_WORK ORDER_: Although the records contain pictures, only their text should be repeated, exactly as it stands.

- - - -

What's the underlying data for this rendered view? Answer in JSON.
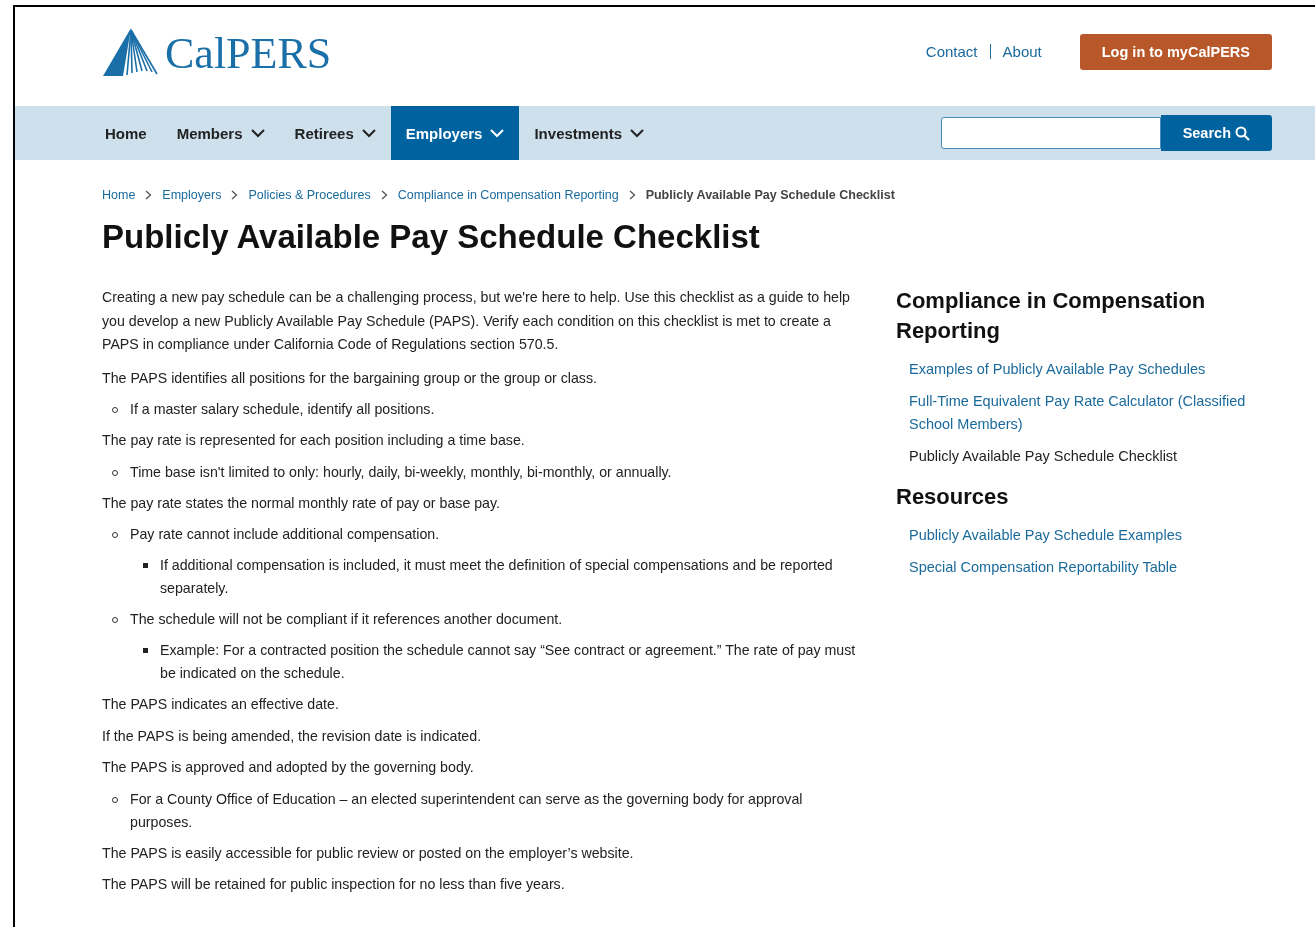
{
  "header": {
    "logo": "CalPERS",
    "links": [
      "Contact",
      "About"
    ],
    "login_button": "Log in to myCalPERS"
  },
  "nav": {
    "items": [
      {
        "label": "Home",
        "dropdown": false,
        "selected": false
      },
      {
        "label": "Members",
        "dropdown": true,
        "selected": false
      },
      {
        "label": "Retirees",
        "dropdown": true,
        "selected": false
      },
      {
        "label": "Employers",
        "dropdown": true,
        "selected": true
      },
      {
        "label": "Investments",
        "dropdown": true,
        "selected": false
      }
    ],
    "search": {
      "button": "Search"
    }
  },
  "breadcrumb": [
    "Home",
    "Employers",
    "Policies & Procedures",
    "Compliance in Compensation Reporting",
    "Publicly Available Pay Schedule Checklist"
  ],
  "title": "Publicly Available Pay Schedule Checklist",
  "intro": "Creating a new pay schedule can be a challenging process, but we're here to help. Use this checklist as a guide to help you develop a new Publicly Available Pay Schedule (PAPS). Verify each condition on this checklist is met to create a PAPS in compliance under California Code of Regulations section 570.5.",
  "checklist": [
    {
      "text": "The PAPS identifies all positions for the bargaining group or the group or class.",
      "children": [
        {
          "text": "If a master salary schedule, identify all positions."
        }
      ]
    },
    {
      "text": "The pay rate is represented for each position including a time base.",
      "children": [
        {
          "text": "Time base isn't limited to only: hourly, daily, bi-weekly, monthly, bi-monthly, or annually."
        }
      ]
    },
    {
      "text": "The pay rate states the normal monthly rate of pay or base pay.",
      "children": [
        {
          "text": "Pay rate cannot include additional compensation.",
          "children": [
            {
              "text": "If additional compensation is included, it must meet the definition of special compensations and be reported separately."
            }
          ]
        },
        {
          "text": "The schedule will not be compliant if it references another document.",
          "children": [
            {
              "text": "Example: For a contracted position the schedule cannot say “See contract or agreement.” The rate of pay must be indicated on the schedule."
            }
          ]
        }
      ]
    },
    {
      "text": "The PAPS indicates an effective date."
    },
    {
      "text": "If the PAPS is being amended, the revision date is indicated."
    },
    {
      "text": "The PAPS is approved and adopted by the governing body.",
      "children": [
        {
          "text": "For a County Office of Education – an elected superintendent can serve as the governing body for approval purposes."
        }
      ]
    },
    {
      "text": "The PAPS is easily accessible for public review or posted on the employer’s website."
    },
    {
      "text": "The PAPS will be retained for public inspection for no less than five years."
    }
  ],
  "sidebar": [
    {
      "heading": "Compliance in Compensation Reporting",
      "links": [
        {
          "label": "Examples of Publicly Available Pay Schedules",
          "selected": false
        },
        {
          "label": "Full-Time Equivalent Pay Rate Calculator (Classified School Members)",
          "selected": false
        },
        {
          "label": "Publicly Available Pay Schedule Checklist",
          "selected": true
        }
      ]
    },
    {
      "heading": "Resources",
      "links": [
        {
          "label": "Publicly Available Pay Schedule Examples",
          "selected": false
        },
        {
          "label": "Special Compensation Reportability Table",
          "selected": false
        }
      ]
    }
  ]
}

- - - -

_YOUR SOLUTION_:
What's the underlying data for this rendered view? Answer in JSON.
{
  "header": {
    "logo": "CalPERS",
    "links": [
      "Contact",
      "About"
    ],
    "login_button": "Log in to myCalPERS"
  },
  "nav": {
    "items": [
      {
        "label": "Home",
        "dropdown": false,
        "selected": false
      },
      {
        "label": "Members",
        "dropdown": true,
        "selected": false
      },
      {
        "label": "Retirees",
        "dropdown": true,
        "selected": false
      },
      {
        "label": "Employers",
        "dropdown": true,
        "selected": true
      },
      {
        "label": "Investments",
        "dropdown": true,
        "selected": false
      }
    ],
    "search": {
      "button": "Search"
    }
  },
  "breadcrumb": [
    "Home",
    "Employers",
    "Policies & Procedures",
    "Compliance in Compensation Reporting",
    "Publicly Available Pay Schedule Checklist"
  ],
  "title": "Publicly Available Pay Schedule Checklist",
  "intro": "Creating a new pay schedule can be a challenging process, but we're here to help. Use this checklist as a guide to help you develop a new Publicly Available Pay Schedule (PAPS). Verify each condition on this checklist is met to create a PAPS in compliance under California Code of Regulations section 570.5.",
  "checklist": [
    {
      "text": "The PAPS identifies all positions for the bargaining group or the group or class.",
      "children": [
        {
          "text": "If a master salary schedule, identify all positions."
        }
      ]
    },
    {
      "text": "The pay rate is represented for each position including a time base.",
      "children": [
        {
          "text": "Time base isn't limited to only: hourly, daily, bi-weekly, monthly, bi-monthly, or annually."
        }
      ]
    },
    {
      "text": "The pay rate states the normal monthly rate of pay or base pay.",
      "children": [
        {
          "text": "Pay rate cannot include additional compensation.",
          "children": [
            {
              "text": "If additional compensation is included, it must meet the definition of special compensations and be reported separately."
            }
          ]
        },
        {
          "text": "The schedule will not be compliant if it references another document.",
          "children": [
            {
              "text": "Example: For a contracted position the schedule cannot say “See contract or agreement.” The rate of pay must be indicated on the schedule."
            }
          ]
        }
      ]
    },
    {
      "text": "The PAPS indicates an effective date."
    },
    {
      "text": "If the PAPS is being amended, the revision date is indicated."
    },
    {
      "text": "The PAPS is approved and adopted by the governing body.",
      "children": [
        {
          "text": "For a County Office of Education – an elected superintendent can serve as the governing body for approval purposes."
        }
      ]
    },
    {
      "text": "The PAPS is easily accessible for public review or posted on the employer’s website."
    },
    {
      "text": "The PAPS will be retained for public inspection for no less than five years."
    }
  ],
  "sidebar": [
    {
      "heading": "Compliance in Compensation Reporting",
      "links": [
        {
          "label": "Examples of Publicly Available Pay Schedules",
          "selected": false
        },
        {
          "label": "Full-Time Equivalent Pay Rate Calculator (Classified School Members)",
          "selected": false
        },
        {
          "label": "Publicly Available Pay Schedule Checklist",
          "selected": true
        }
      ]
    },
    {
      "heading": "Resources",
      "links": [
        {
          "label": "Publicly Available Pay Schedule Examples",
          "selected": false
        },
        {
          "label": "Special Compensation Reportability Table",
          "selected": false
        }
      ]
    }
  ]
}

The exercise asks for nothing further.